Assigned task:
All entries given below are to be returned word for word.

Excerpted records:
[Start of Attachment]

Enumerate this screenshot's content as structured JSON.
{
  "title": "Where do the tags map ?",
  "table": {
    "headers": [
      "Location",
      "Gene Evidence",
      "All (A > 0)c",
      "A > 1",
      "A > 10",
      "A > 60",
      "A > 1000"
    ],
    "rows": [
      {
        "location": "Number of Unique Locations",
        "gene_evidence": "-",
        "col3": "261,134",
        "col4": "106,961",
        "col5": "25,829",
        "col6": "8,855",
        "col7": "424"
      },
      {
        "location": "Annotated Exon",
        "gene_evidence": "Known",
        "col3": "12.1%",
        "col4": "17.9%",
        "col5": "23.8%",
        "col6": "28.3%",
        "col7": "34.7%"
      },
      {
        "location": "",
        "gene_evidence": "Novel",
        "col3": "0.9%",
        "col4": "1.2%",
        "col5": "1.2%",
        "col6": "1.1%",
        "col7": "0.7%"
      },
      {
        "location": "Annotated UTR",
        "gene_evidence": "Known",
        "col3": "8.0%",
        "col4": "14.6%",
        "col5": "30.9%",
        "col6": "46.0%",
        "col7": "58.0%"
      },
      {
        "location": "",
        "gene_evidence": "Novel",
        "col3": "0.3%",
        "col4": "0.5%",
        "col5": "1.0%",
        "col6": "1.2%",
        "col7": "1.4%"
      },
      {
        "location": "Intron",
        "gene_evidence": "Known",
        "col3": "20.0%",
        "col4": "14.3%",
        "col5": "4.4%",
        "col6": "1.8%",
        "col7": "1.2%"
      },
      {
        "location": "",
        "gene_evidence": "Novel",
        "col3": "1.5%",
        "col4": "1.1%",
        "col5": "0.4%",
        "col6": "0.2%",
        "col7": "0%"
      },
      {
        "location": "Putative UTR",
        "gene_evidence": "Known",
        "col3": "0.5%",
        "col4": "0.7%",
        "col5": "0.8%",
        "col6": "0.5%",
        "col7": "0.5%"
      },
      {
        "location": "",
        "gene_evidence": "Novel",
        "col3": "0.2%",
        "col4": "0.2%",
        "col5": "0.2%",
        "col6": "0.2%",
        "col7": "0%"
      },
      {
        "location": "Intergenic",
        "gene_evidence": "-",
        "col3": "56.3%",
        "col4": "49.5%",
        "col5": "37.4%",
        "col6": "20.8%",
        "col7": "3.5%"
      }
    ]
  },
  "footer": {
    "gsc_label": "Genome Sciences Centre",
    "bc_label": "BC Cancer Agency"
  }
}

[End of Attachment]

Written response:
Enumerate this screenshot's content as structured JSON.
{
  "title": "Where do the tags map ?",
  "table": {
    "headers": [
      "Location",
      "Gene Evidence",
      "All (A > 0)c",
      "A > 1",
      "A > 10",
      "A > 60",
      "A > 1000"
    ],
    "rows": [
      {
        "location": "Number of Unique Locations",
        "gene_evidence": "-",
        "col3": "261,134",
        "col4": "106,961",
        "col5": "25,829",
        "col6": "8,855",
        "col7": "424"
      },
      {
        "location": "Annotated Exon",
        "gene_evidence": "Known",
        "col3": "12.1%",
        "col4": "17.9%",
        "col5": "23.8%",
        "col6": "28.3%",
        "col7": "34.7%"
      },
      {
        "location": "",
        "gene_evidence": "Novel",
        "col3": "0.9%",
        "col4": "1.2%",
        "col5": "1.2%",
        "col6": "1.1%",
        "col7": "0.7%"
      },
      {
        "location": "Annotated UTR",
        "gene_evidence": "Known",
        "col3": "8.0%",
        "col4": "14.6%",
        "col5": "30.9%",
        "col6": "46.0%",
        "col7": "58.0%"
      },
      {
        "location": "",
        "gene_evidence": "Novel",
        "col3": "0.3%",
        "col4": "0.5%",
        "col5": "1.0%",
        "col6": "1.2%",
        "col7": "1.4%"
      },
      {
        "location": "Intron",
        "gene_evidence": "Known",
        "col3": "20.0%",
        "col4": "14.3%",
        "col5": "4.4%",
        "col6": "1.8%",
        "col7": "1.2%"
      },
      {
        "location": "",
        "gene_evidence": "Novel",
        "col3": "1.5%",
        "col4": "1.1%",
        "col5": "0.4%",
        "col6": "0.2%",
        "col7": "0%"
      },
      {
        "location": "Putative UTR",
        "gene_evidence": "Known",
        "col3": "0.5%",
        "col4": "0.7%",
        "col5": "0.8%",
        "col6": "0.5%",
        "col7": "0.5%"
      },
      {
        "location": "",
        "gene_evidence": "Novel",
        "col3": "0.2%",
        "col4": "0.2%",
        "col5": "0.2%",
        "col6": "0.2%",
        "col7": "0%"
      },
      {
        "location": "Intergenic",
        "gene_evidence": "-",
        "col3": "56.3%",
        "col4": "49.5%",
        "col5": "37.4%",
        "col6": "20.8%",
        "col7": "3.5%"
      }
    ]
  },
  "footer": {
    "gsc_label": "Genome Sciences Centre",
    "bc_label": "BC Cancer Agency"
  }
}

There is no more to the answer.